Movie Content: 4/5


Print/Audio Quality

The print is presented in 1080p/AVC MPEG-4 codec with a 2.35:1 aspect ratio. I will say this right off the bat, do not go in expecting a clean, pristine looking image. Noise, grain, and white specs rule this print from throughout. There are times where it is on the lighter side and then gets heavier with the grain. The background noise stays constant during the film. This filtering is intentional by Clive Barker to give this film a gritty look and feel, considering the content. There were a few scenes in the meat packing warehouse where the grain and noise let up, allowing for a cleaner print. Colors are muted with blues and red being the strongest of the color palette. When blood splatters across the screen, the red dominates the screen. This could come off as a very hard film to view for those that like clean transfers, but the print was intended to be on the rougher side of things.
Print Quality: 4/5

The audio is presented in DTS-HD MA lossless 5.1 mix. I was very surprised as to how immersive this mix is considering that the budget is in the $15 million dollar range. If you have any doubts about the print, I recommend sitting back and enjoying the audio presentation. The soundfield is active at all times with the rears receiving a nice amount of action at even times where there is dialogue coming through the center channel. This is a very atmospheric sounding mix, especially with the clarity from the train riding on the tracks, or Mahogany smashing a victim with a mallet. You hear the bone crunching sound from the victims and it makes you cringe. Dialogue is clear through the center channel with no issues. This is a well balanced mix where I never had to lower or raise the volume considering everything that is going on in the soundfield.
Audio Quality: 4.5/5


Special Features

  • Audio Commentary with Clive Barker and Ryuhei Kitamura
  • Clive Barker: The Man Behind the Myth (14:54) – this is a short piece on Barker talking about himself, how he got started, what has inspired him, etc. We also learn that Stephen King was a huge inspiration in his tales.
  • Mahogany’s Tale (5:12) – taking a look into the history behind the man of silence, Mahogany. A very interesting piece as we see his tools of destruction and a bit of his history. Kitamura and Barker talk about creating a new horror icon.
  • Anatomy of a Murder Scene (9:17) – shows all of the gore scenes in the film one by one.

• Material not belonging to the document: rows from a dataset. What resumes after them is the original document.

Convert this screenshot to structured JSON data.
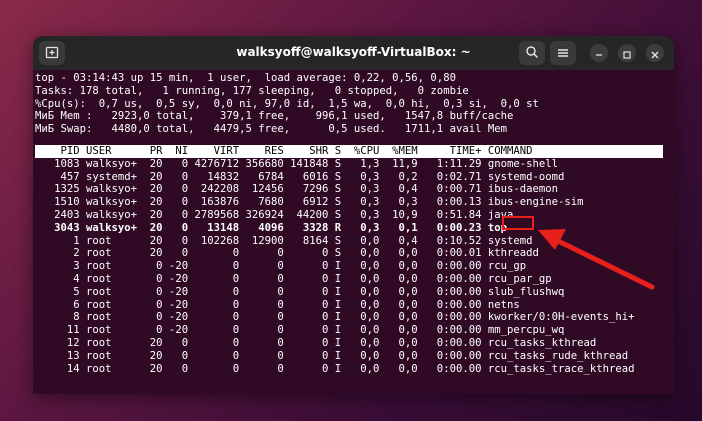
{
  "window": {
    "title": "walksyoff@walksyoff-VirtualBox: ~"
  },
  "summary": [
    "top - 03:14:43 up 15 min,  1 user,  load average: 0,22, 0,56, 0,80",
    "Tasks: 178 total,   1 running, 177 sleeping,   0 stopped,   0 zombie",
    "%Cpu(s):  0,7 us,  0,5 sy,  0,0 ni, 97,0 id,  1,5 wa,  0,0 hi,  0,3 si,  0,0 st",
    "МиБ Mem :   2923,0 total,    379,1 free,    996,1 used,   1547,8 buff/cache",
    "МиБ Swap:   4480,0 total,   4479,5 free,      0,5 used.   1711,1 avail Mem"
  ],
  "table_header": "    PID USER      PR  NI    VIRT    RES    SHR S  %CPU  %MEM     TIME+ COMMAND",
  "processes": [
    "   1083 walksyo+  20   0 4276712 356680 141848 S   1,3  11,9   1:11.29 gnome-shell",
    "    457 systemd+  20   0   14832   6784   6016 S   0,3   0,2   0:02.71 systemd-oomd",
    "   1325 walksyo+  20   0  242208  12456   7296 S   0,3   0,4   0:00.71 ibus-daemon",
    "   1510 walksyo+  20   0  163876   7680   6912 S   0,3   0,3   0:00.13 ibus-engine-sim",
    "   2403 walksyo+  20   0 2789568 326924  44200 S   0,3  10,9   0:51.84 java",
    "   3043 walksyo+  20   0   13148   4096   3328 R   0,3   0,1   0:00.23 top",
    "      1 root      20   0  102268  12900   8164 S   0,0   0,4   0:10.52 systemd",
    "      2 root      20   0       0      0      0 S   0,0   0,0   0:00.01 kthreadd",
    "      3 root       0 -20       0      0      0 I   0,0   0,0   0:00.00 rcu_gp",
    "      4 root       0 -20       0      0      0 I   0,0   0,0   0:00.00 rcu_par_gp",
    "      5 root       0 -20       0      0      0 I   0,0   0,0   0:00.00 slub_flushwq",
    "      6 root       0 -20       0      0      0 I   0,0   0,0   0:00.00 netns",
    "      8 root       0 -20       0      0      0 I   0,0   0,0   0:00.00 kworker/0:0H-events_hi+",
    "     11 root       0 -20       0      0      0 I   0,0   0,0   0:00.00 mm_percpu_wq",
    "     12 root      20   0       0      0      0 I   0,0   0,0   0:00.00 rcu_tasks_kthread",
    "     13 root      20   0       0      0      0 I   0,0   0,0   0:00.00 rcu_tasks_rude_kthread",
    "     14 root      20   0       0      0      0 I   0,0   0,0   0:00.00 rcu_tasks_trace_kthread"
  ],
  "icons": {
    "new_tab": "new-tab-icon",
    "search": "search-icon",
    "menu": "hamburger-menu-icon",
    "minimize": "minimize-icon",
    "maximize": "maximize-icon",
    "close": "close-icon"
  },
  "colors": {
    "terminal_bg": "#300a24",
    "titlebar_bg": "#262626",
    "highlight": "#e8201c"
  }
}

Reminds me of the SAW Traps featurette.
  • Theatrical Trailer (2:03) [HD]
  • Also from Lionsgate – multiple trailers

All special features are in standard definition, except for the Theatrical Trailer which is in high definition.

Special Features: 2/5


The Final Word

‘The Midnight Meat Train’ is not a horror film for everyone as Clive Barker pushes the gore to levels that you wouldn’t expect. This is a very stylistic and unique looking film that may turn off some due to the grit of the print. On Blu-ray, the video and audio are really good with the audio being very impressive.
Overall Rating: 4/5